One movement that seems to have influenced Isaac Newton was Rosicrucianism. The Rosicrucian movement caused a lot of interest in the European scholarly community during the early seventeenth century. When Newton encountered it, there was less sensationalism and it influenced his alchemical work and philosophical thought.
The Rosicrucian belief that some are chosen for their ability to communicate with angels or spirits fit into both Newton’s alchemy and his religious beliefs.
Rosicrucians also claimed to have the ability to live forever through the use of the elixir vitae and they claimed they could produce gold from the use of The Philosopher’s Stone, which they further claimed to have in their possession.
Like Newton, the Rosicrucians were deeply religious, avowedly Christian, anti-Catholic, and highly politicized.
At the time of his death, Isaac Newton had 169 books remaining on the topic of alchemy in his personal library which was considered one of the finest alchemical libraries in the world. He had a heavily annotated personal copies of “The Fame and Confession of the Fraternity R.C.” by Thomas Vaughan (which represents an English translation of The Rosicrucian Manifestos) and other alchemical classics.
Evidence that Newton was a Freemason is less evident, but he is often identified as being a member of several early Masonic Lodges including the Grand Lodge of England. There are few records of early Freemasonry but the modern structure of the organization was partly established during Newton’s lifetime in and around London.
Newton was a member of The Royal Society and many Royal Society members have been identified as early Freemasons.
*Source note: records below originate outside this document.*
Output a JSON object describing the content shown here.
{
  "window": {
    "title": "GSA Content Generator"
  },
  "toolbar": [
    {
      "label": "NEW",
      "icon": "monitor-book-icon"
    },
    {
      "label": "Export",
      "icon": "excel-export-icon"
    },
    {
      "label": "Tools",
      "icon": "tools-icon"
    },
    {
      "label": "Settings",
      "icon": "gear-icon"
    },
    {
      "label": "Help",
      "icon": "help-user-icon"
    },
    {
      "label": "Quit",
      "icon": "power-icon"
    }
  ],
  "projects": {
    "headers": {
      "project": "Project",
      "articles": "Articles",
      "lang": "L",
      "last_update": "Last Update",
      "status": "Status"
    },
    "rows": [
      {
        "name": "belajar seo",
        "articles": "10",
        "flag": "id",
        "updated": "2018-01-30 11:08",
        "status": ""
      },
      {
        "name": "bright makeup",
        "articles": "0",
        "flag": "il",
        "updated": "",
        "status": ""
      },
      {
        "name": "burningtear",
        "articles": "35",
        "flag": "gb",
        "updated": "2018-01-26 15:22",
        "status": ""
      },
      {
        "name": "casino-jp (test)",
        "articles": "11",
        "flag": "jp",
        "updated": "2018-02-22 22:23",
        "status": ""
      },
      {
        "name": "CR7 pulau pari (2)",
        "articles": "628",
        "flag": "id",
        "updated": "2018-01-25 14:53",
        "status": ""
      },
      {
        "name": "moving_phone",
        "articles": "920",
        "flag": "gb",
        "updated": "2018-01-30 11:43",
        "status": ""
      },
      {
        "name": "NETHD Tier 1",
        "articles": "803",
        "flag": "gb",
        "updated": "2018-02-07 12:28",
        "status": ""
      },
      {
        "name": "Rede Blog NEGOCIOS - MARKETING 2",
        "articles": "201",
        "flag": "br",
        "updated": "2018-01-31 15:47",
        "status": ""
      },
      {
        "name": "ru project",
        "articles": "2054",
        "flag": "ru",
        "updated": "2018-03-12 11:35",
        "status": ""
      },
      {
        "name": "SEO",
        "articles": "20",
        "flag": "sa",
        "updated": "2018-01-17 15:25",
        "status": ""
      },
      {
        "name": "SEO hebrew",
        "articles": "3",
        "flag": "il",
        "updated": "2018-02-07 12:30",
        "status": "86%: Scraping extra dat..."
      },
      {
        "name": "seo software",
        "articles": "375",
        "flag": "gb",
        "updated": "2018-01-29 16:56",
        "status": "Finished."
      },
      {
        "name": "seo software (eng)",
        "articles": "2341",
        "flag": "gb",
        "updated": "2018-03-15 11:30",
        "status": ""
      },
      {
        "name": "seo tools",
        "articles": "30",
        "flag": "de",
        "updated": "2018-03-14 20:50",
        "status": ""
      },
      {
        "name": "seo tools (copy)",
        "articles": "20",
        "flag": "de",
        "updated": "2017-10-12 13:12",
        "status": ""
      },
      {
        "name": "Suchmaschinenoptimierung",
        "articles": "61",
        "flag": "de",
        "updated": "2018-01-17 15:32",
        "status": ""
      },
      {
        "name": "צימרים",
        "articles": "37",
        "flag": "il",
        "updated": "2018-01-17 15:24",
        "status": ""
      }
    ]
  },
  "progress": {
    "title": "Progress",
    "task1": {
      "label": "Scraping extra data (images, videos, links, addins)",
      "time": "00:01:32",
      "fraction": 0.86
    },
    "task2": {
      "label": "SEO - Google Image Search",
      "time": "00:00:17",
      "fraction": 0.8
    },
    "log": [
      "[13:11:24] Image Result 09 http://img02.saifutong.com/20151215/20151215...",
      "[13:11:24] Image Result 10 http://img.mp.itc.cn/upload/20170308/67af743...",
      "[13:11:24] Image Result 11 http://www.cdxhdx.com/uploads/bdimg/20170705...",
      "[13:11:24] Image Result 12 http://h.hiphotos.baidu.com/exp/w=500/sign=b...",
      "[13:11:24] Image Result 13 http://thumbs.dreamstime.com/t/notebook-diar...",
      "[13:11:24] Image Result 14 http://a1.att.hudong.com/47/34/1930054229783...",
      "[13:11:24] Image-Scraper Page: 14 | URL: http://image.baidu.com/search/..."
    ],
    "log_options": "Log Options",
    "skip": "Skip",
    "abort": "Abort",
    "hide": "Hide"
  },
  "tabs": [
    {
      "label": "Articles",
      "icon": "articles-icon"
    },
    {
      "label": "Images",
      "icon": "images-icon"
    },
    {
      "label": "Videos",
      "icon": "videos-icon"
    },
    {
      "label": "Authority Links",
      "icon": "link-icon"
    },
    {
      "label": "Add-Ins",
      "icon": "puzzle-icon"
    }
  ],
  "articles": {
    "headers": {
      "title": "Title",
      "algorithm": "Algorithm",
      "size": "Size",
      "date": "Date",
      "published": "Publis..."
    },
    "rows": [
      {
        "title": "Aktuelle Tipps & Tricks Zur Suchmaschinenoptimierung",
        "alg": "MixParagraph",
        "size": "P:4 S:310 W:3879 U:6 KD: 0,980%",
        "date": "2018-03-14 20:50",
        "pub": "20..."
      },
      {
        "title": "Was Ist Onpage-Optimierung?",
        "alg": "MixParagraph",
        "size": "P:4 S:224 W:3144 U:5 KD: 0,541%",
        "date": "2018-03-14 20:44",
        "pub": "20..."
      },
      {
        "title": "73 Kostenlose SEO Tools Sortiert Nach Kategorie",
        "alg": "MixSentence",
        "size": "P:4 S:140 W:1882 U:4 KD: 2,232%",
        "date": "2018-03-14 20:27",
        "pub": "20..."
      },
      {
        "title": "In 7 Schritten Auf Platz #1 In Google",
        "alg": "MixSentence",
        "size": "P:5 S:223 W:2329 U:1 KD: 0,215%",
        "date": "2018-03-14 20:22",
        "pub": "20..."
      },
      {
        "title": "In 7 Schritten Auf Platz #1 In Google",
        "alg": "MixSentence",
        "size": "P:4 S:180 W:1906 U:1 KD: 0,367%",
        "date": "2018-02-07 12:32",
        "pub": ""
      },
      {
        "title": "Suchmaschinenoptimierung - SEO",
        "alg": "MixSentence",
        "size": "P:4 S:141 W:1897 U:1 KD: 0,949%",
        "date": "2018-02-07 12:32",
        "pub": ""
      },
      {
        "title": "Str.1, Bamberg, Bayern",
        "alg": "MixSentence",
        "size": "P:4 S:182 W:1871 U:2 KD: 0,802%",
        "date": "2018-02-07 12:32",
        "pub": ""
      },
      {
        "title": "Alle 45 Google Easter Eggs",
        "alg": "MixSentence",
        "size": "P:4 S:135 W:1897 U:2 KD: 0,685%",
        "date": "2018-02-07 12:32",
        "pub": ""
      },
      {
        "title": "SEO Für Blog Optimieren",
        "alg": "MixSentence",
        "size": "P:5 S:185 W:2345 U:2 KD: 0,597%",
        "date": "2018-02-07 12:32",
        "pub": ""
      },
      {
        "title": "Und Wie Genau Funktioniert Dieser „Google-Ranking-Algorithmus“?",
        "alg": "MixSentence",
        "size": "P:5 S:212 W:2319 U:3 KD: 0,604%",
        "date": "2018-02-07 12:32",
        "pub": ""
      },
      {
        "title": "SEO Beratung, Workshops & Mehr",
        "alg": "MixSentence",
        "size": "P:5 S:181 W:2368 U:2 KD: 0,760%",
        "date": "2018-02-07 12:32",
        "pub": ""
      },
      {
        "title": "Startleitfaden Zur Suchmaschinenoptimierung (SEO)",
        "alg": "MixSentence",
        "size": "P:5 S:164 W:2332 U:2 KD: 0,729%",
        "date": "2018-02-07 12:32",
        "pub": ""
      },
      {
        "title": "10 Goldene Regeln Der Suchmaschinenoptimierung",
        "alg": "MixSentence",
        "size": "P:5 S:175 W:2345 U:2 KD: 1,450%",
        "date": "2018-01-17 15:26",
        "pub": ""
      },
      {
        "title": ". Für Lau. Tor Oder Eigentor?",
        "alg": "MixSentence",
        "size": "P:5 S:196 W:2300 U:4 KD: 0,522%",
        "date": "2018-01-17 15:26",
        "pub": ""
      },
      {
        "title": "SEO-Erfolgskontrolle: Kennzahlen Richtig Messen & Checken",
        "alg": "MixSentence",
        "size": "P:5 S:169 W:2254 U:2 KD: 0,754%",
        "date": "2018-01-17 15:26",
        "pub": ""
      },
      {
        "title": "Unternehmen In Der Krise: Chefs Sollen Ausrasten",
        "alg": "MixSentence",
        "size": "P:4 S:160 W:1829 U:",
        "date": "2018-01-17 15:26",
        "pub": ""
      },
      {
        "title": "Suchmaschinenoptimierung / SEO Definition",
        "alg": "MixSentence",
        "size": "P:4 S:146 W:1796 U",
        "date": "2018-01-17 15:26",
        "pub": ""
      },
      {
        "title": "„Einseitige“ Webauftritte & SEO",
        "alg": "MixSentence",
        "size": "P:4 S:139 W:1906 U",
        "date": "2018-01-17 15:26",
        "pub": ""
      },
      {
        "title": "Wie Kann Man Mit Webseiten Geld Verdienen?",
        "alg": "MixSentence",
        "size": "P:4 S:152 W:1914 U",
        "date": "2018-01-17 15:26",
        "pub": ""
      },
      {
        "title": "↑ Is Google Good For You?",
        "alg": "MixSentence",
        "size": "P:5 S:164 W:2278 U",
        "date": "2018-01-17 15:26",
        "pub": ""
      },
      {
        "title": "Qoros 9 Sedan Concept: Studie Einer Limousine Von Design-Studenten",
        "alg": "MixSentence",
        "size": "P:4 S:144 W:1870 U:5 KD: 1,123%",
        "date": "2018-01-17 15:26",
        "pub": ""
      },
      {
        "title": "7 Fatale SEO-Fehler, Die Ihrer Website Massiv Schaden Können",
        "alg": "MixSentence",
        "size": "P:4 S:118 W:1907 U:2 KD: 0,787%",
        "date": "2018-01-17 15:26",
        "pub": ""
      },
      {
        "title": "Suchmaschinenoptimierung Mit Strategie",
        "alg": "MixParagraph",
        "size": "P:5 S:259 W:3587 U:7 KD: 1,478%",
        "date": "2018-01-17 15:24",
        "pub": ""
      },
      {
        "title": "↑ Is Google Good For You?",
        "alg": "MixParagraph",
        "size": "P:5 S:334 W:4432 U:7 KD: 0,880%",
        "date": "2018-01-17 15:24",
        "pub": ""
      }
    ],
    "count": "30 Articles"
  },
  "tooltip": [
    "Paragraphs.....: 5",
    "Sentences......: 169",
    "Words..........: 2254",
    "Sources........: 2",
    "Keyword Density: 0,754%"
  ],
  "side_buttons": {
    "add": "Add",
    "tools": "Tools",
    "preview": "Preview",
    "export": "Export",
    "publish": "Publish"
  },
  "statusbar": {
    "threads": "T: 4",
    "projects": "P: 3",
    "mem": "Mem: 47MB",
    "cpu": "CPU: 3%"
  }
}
It is clear that Newton was deeply interested in architecture, sacred geometry, and the structure of the Temple of Solomon – subjects that also interested Freemasons.
It would be fun to believe that Newton actually a Grand Master of the Priory of Sion. But the Priory itself seems to be mythical. This path is more like the Holy Blood and the Holy Grail of a novel like The Da Vinci Code. Isaac Newton’s membership in the Priory actually does play a role in Dan Brown‘s book as one of the plot puzzles. The “tomb of a knight a pope interred” refers not to a medieval knight, but rather to Newton’s tomb in Westminster Abbey, because Newton was eulogized by Alexander Pope (A. Pope but not the Catholic Pope).